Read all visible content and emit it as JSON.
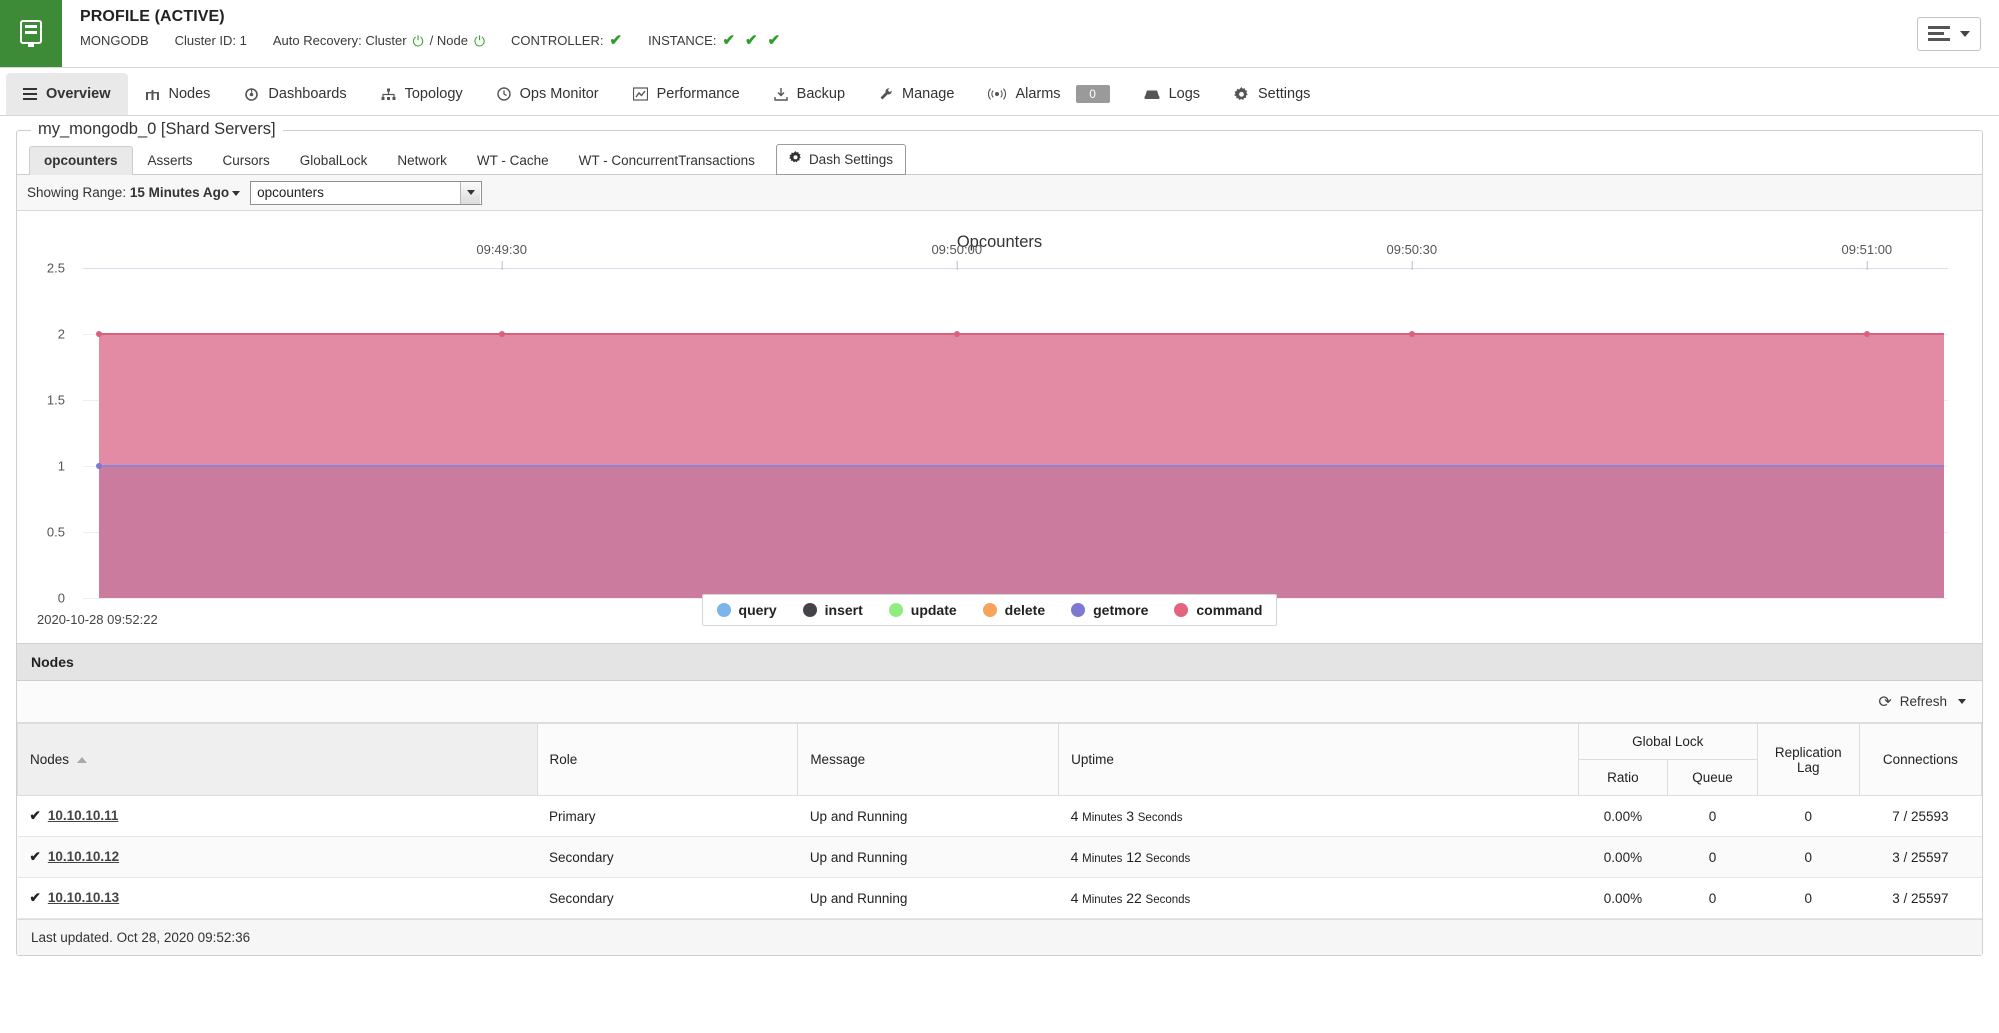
{
  "header": {
    "brand_icon": "database-icon",
    "title": "PROFILE (ACTIVE)",
    "db_type": "MONGODB",
    "cluster_id": "Cluster ID: 1",
    "auto_recovery_label": "Auto Recovery: Cluster",
    "auto_recovery_sep": "/ Node",
    "controller_label": "CONTROLLER:",
    "instance_label": "INSTANCE:",
    "controller_status": "✔",
    "instance_status": [
      "✔",
      "✔",
      "✔"
    ],
    "menu_button": "hamburger-menu"
  },
  "mainnav": {
    "items": [
      {
        "label": "Overview",
        "icon": "list-icon",
        "active": true
      },
      {
        "label": "Nodes",
        "icon": "nodes-icon",
        "active": false
      },
      {
        "label": "Dashboards",
        "icon": "dashboard-icon",
        "active": false
      },
      {
        "label": "Topology",
        "icon": "topology-icon",
        "active": false
      },
      {
        "label": "Ops Monitor",
        "icon": "clock-icon",
        "active": false
      },
      {
        "label": "Performance",
        "icon": "chart-icon",
        "active": false
      },
      {
        "label": "Backup",
        "icon": "backup-icon",
        "active": false
      },
      {
        "label": "Manage",
        "icon": "wrench-icon",
        "active": false
      },
      {
        "label": "Alarms",
        "icon": "signal-icon",
        "active": false,
        "badge": "0"
      },
      {
        "label": "Logs",
        "icon": "logs-icon",
        "active": false
      },
      {
        "label": "Settings",
        "icon": "gear-icon",
        "active": false
      }
    ]
  },
  "panel": {
    "title": "my_mongodb_0 [Shard Servers]"
  },
  "subtabs": {
    "items": [
      {
        "label": "opcounters",
        "active": true
      },
      {
        "label": "Asserts",
        "active": false
      },
      {
        "label": "Cursors",
        "active": false
      },
      {
        "label": "GlobalLock",
        "active": false
      },
      {
        "label": "Network",
        "active": false
      },
      {
        "label": "WT - Cache",
        "active": false
      },
      {
        "label": "WT - ConcurrentTransactions",
        "active": false
      }
    ],
    "dash_settings": "Dash Settings",
    "dash_settings_icon": "gear-icon"
  },
  "rangebar": {
    "prefix": "Showing Range:",
    "range_value": "15 Minutes Ago",
    "select_value": "opcounters"
  },
  "chart_data": {
    "type": "area",
    "title": "Opcounters",
    "xlabel": "",
    "ylabel": "",
    "ylim": [
      0,
      2.5
    ],
    "yticks": [
      0,
      0.5,
      1,
      1.5,
      2,
      2.5
    ],
    "ytick_labels": [
      "0",
      "0.5",
      "1",
      "1.5",
      "2",
      "2.5"
    ],
    "grid": true,
    "legend_position": "bottom",
    "x": [
      "09:49:30",
      "09:50:00",
      "09:50:30",
      "09:51:00"
    ],
    "xtick_labels": [
      "09:49:30",
      "09:50:00",
      "09:50:30",
      "09:51:00"
    ],
    "series": [
      {
        "name": "query",
        "color": "#7cb5ec",
        "values": [
          0,
          0,
          0,
          0
        ]
      },
      {
        "name": "insert",
        "color": "#434348",
        "values": [
          0,
          0,
          0,
          0
        ]
      },
      {
        "name": "update",
        "color": "#90ed7d",
        "values": [
          0,
          0,
          0,
          0
        ]
      },
      {
        "name": "delete",
        "color": "#f7a35c",
        "values": [
          0,
          0,
          0,
          0
        ]
      },
      {
        "name": "getmore",
        "color": "#7d79d2",
        "values": [
          1,
          1,
          1,
          1
        ]
      },
      {
        "name": "command",
        "color": "#e4647f",
        "values": [
          1,
          1,
          1,
          1
        ]
      }
    ],
    "stacked": true,
    "stack_top": 2,
    "timestamp": "2020-10-28 09:52:22"
  },
  "nodes": {
    "section_title": "Nodes",
    "refresh_label": "Refresh",
    "refresh_icon": "refresh-icon",
    "columns": {
      "nodes": "Nodes",
      "role": "Role",
      "message": "Message",
      "uptime": "Uptime",
      "global_lock": "Global Lock",
      "ratio": "Ratio",
      "queue": "Queue",
      "replication_lag": "Replication Lag",
      "connections": "Connections"
    },
    "rows": [
      {
        "status": "✔",
        "node": "10.10.10.11",
        "role": "Primary",
        "message": "Up and Running",
        "uptime_num1": "4",
        "uptime_u1": "Minutes",
        "uptime_num2": "3",
        "uptime_u2": "Seconds",
        "ratio": "0.00%",
        "queue": "0",
        "lag": "0",
        "connections": "7 / 25593"
      },
      {
        "status": "✔",
        "node": "10.10.10.12",
        "role": "Secondary",
        "message": "Up and Running",
        "uptime_num1": "4",
        "uptime_u1": "Minutes",
        "uptime_num2": "12",
        "uptime_u2": "Seconds",
        "ratio": "0.00%",
        "queue": "0",
        "lag": "0",
        "connections": "3 / 25597"
      },
      {
        "status": "✔",
        "node": "10.10.10.13",
        "role": "Secondary",
        "message": "Up and Running",
        "uptime_num1": "4",
        "uptime_u1": "Minutes",
        "uptime_num2": "22",
        "uptime_u2": "Seconds",
        "ratio": "0.00%",
        "queue": "0",
        "lag": "0",
        "connections": "3 / 25597"
      }
    ],
    "last_updated": "Last updated. Oct 28, 2020 09:52:36"
  },
  "colors": {
    "brand_green": "#3d8b37",
    "status_green": "#2e9e2a",
    "command_pink": "#cb7c9e",
    "getmore_purple": "#7d79d2"
  }
}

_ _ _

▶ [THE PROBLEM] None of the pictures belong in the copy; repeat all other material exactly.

▶ [EXERCISE SOLUTION]
Read all visible content and emit it as JSON.
{
  "header": {
    "brand_icon": "database-icon",
    "title": "PROFILE (ACTIVE)",
    "db_type": "MONGODB",
    "cluster_id": "Cluster ID: 1",
    "auto_recovery_label": "Auto Recovery: Cluster",
    "auto_recovery_sep": "/ Node",
    "controller_label": "CONTROLLER:",
    "instance_label": "INSTANCE:",
    "controller_status": "✔",
    "instance_status": [
      "✔",
      "✔",
      "✔"
    ],
    "menu_button": "hamburger-menu"
  },
  "mainnav": {
    "items": [
      {
        "label": "Overview",
        "icon": "list-icon",
        "active": true
      },
      {
        "label": "Nodes",
        "icon": "nodes-icon",
        "active": false
      },
      {
        "label": "Dashboards",
        "icon": "dashboard-icon",
        "active": false
      },
      {
        "label": "Topology",
        "icon": "topology-icon",
        "active": false
      },
      {
        "label": "Ops Monitor",
        "icon": "clock-icon",
        "active": false
      },
      {
        "label": "Performance",
        "icon": "chart-icon",
        "active": false
      },
      {
        "label": "Backup",
        "icon": "backup-icon",
        "active": false
      },
      {
        "label": "Manage",
        "icon": "wrench-icon",
        "active": false
      },
      {
        "label": "Alarms",
        "icon": "signal-icon",
        "active": false,
        "badge": "0"
      },
      {
        "label": "Logs",
        "icon": "logs-icon",
        "active": false
      },
      {
        "label": "Settings",
        "icon": "gear-icon",
        "active": false
      }
    ]
  },
  "panel": {
    "title": "my_mongodb_0 [Shard Servers]"
  },
  "subtabs": {
    "items": [
      {
        "label": "opcounters",
        "active": true
      },
      {
        "label": "Asserts",
        "active": false
      },
      {
        "label": "Cursors",
        "active": false
      },
      {
        "label": "GlobalLock",
        "active": false
      },
      {
        "label": "Network",
        "active": false
      },
      {
        "label": "WT - Cache",
        "active": false
      },
      {
        "label": "WT - ConcurrentTransactions",
        "active": false
      }
    ],
    "dash_settings": "Dash Settings",
    "dash_settings_icon": "gear-icon"
  },
  "rangebar": {
    "prefix": "Showing Range:",
    "range_value": "15 Minutes Ago",
    "select_value": "opcounters"
  },
  "chart_data": {
    "type": "area",
    "title": "Opcounters",
    "xlabel": "",
    "ylabel": "",
    "ylim": [
      0,
      2.5
    ],
    "yticks": [
      0,
      0.5,
      1,
      1.5,
      2,
      2.5
    ],
    "ytick_labels": [
      "0",
      "0.5",
      "1",
      "1.5",
      "2",
      "2.5"
    ],
    "grid": true,
    "legend_position": "bottom",
    "x": [
      "09:49:30",
      "09:50:00",
      "09:50:30",
      "09:51:00"
    ],
    "xtick_labels": [
      "09:49:30",
      "09:50:00",
      "09:50:30",
      "09:51:00"
    ],
    "series": [
      {
        "name": "query",
        "color": "#7cb5ec",
        "values": [
          0,
          0,
          0,
          0
        ]
      },
      {
        "name": "insert",
        "color": "#434348",
        "values": [
          0,
          0,
          0,
          0
        ]
      },
      {
        "name": "update",
        "color": "#90ed7d",
        "values": [
          0,
          0,
          0,
          0
        ]
      },
      {
        "name": "delete",
        "color": "#f7a35c",
        "values": [
          0,
          0,
          0,
          0
        ]
      },
      {
        "name": "getmore",
        "color": "#7d79d2",
        "values": [
          1,
          1,
          1,
          1
        ]
      },
      {
        "name": "command",
        "color": "#e4647f",
        "values": [
          1,
          1,
          1,
          1
        ]
      }
    ],
    "stacked": true,
    "stack_top": 2,
    "timestamp": "2020-10-28 09:52:22"
  },
  "nodes": {
    "section_title": "Nodes",
    "refresh_label": "Refresh",
    "refresh_icon": "refresh-icon",
    "columns": {
      "nodes": "Nodes",
      "role": "Role",
      "message": "Message",
      "uptime": "Uptime",
      "global_lock": "Global Lock",
      "ratio": "Ratio",
      "queue": "Queue",
      "replication_lag": "Replication Lag",
      "connections": "Connections"
    },
    "rows": [
      {
        "status": "✔",
        "node": "10.10.10.11",
        "role": "Primary",
        "message": "Up and Running",
        "uptime_num1": "4",
        "uptime_u1": "Minutes",
        "uptime_num2": "3",
        "uptime_u2": "Seconds",
        "ratio": "0.00%",
        "queue": "0",
        "lag": "0",
        "connections": "7 / 25593"
      },
      {
        "status": "✔",
        "node": "10.10.10.12",
        "role": "Secondary",
        "message": "Up and Running",
        "uptime_num1": "4",
        "uptime_u1": "Minutes",
        "uptime_num2": "12",
        "uptime_u2": "Seconds",
        "ratio": "0.00%",
        "queue": "0",
        "lag": "0",
        "connections": "3 / 25597"
      },
      {
        "status": "✔",
        "node": "10.10.10.13",
        "role": "Secondary",
        "message": "Up and Running",
        "uptime_num1": "4",
        "uptime_u1": "Minutes",
        "uptime_num2": "22",
        "uptime_u2": "Seconds",
        "ratio": "0.00%",
        "queue": "0",
        "lag": "0",
        "connections": "3 / 25597"
      }
    ],
    "last_updated": "Last updated. Oct 28, 2020 09:52:36"
  },
  "colors": {
    "brand_green": "#3d8b37",
    "status_green": "#2e9e2a",
    "command_pink": "#cb7c9e",
    "getmore_purple": "#7d79d2"
  }
}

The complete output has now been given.